Joachim v. Villa Santini, Inc.

Annotate this Case

353 So. 2d 767 (1977)

U. S. JOACHIM v. VILLA SANTINI, INC., a corporation, and James M. Parker.

No. 49768.

Supreme Court of Mississippi.

December 21, 1977.

Pringle & Pringle, Charles K. Pringle, Biloxi, for appellant.

David L. Lord, Biloxi, for appellees.


JOHN C. LOVE, Jr., Commissioner for the Court:[1]

U.S. Joachim filed suit in the Chancery Court of the Second Judicial District of Harrison County seeking to have Santini Lane or Santini Court in the City of Biloxi, declared a public street and seeking to enjoin Villa Santini, Inc. and James H. Parker from interfering with the public use of Santini Lane or Santini Court. When complainant rested, defendants moved to exclude the evidence and dismiss the Bill of Complaint. This motion was in effect sustained and appellant being aggrieved by the dismissal of his action filed this appeal.

Evidence for Joachim showed that Santini Lane is a narrow dead-end street at least 400 feet in length, with a cul-de-sac or turn-around on the south end of the street. The southern portion of the street and the cul-de-sac are located on the property of the appellees. There was evidence that the street with the cul-de-sac on the south end had been in the same location since 1925, and that the appellees and their predecessors in title had not interfered with anyone's use of the street until 1975, when the appellees began to block the street.

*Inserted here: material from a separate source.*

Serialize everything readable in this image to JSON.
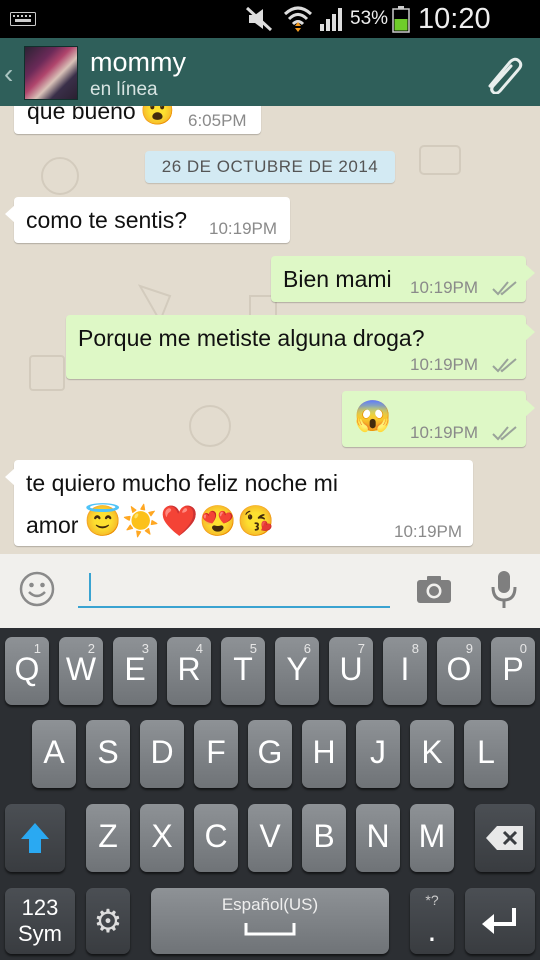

Several witnesses testified that for many years Santini Lane, including the turn-around *768 on appellees' property, had been used by the general public. An employee of the City of Biloxi testified that the city garbage truck had been using Santini Lane, including the turn-around for the 26 years that he had worked for the city and that the city had maintained the lane, including the cul-de-sac, during this period. There was also testimony that the city had paved this entire lane, including the cul-de-sac, and the Court found that the northern portion of the Lane that was not on the property of the appellees, was a public street, though it had sustained the motion to exclude all of appellant's evidence. The record does not show when or under what circumstances Santini Lane was first used. It simply shows a continuing use by the public from 1925 until 1975.

The Chancellor can sustain a motion to exclude and dismiss only when the Complainant has failed to make out a prima facie case. "In ruling thereon, the Chancellor should assume as true all of the facts which the complainant's evidence fairly tended to establish, together with all reasonable inferences to be deduced therefrom." U.S. Realty Sales, Inc. v. Kuhn, et al., 206 Miss. 123, 39 So. 2d 776 (1949). Therefore, the issue before this Court is whether the Chancellor was in error in sustaining defendants' motion in view of the facts presented by the Complainant.

It is well settled in this State, that a public road can be established by prescription. Rylee v. State, 106 Miss. 123, 63 So. 342 (1913), and Coleman, Atty. Gen. et al. v. Ship, 223 Miss. 516, 78 So. 2d 778 (1955). In the case of Armstrong et al. v. Itawamba County, 195 Miss. 802, 16 So. 2d 752 (1944), the Court said, "... and it was this user and the action of the public authorities in exercising such jurisdiction over the road for so many years, that gave it the status of a public road...." 195 Miss. at 814, 16 So. 2d at 756. And the Court also said, "Continued user when taken in connection with the working of the road for nearly twenty years at public expense should be deemed to have been a sufficient acceptance." 195 Miss. at 816, 817, 16 So. 2d at 757.

The defendants here argue that the Complainant had the burden of establishing that the use of Santini Lane commenced as an adverse use and not as a permissive use, but we conclude that the law in this State is to the contrary. In the case of Itawamba County v. Sheffield, 195 Miss. 359, 13 So. 2d 649 (1943), this Court said that the landowner, in a case similar to this, had the burden of proving that the initial occupancy by the county was permissive and in the case of McCain et al. v. Turnage, 238 Miss. 44, 117 So. 2d 454 (1960), where the evidence showed that the Complainants had been using the easement for at least 50 years, the Court said, "... such use will be presumed to have originated adversely."

Thus, based on these authorities, where the evidence showed that Santini Lane, including the turn-around, had been used by the public as a street in its present location for over 50 years, and that the City had maintained the street in excess of 20 years and had paved the street, we are of the opinion that the Complainant has made a prima facie case that the street had become a public thoroughfare by prescription.

It is, therefore, the opinion of this Court that the Chancellor was in error in sustaining the motion of the appellees to dismiss the Bill of Complaint. The decree of the lower court must, therefore, be reversed and this cause remanded for a new trial.




[1] pursuant to Chapter 430, Laws of 1976. The above opinion is adopted as the opinion of the Court.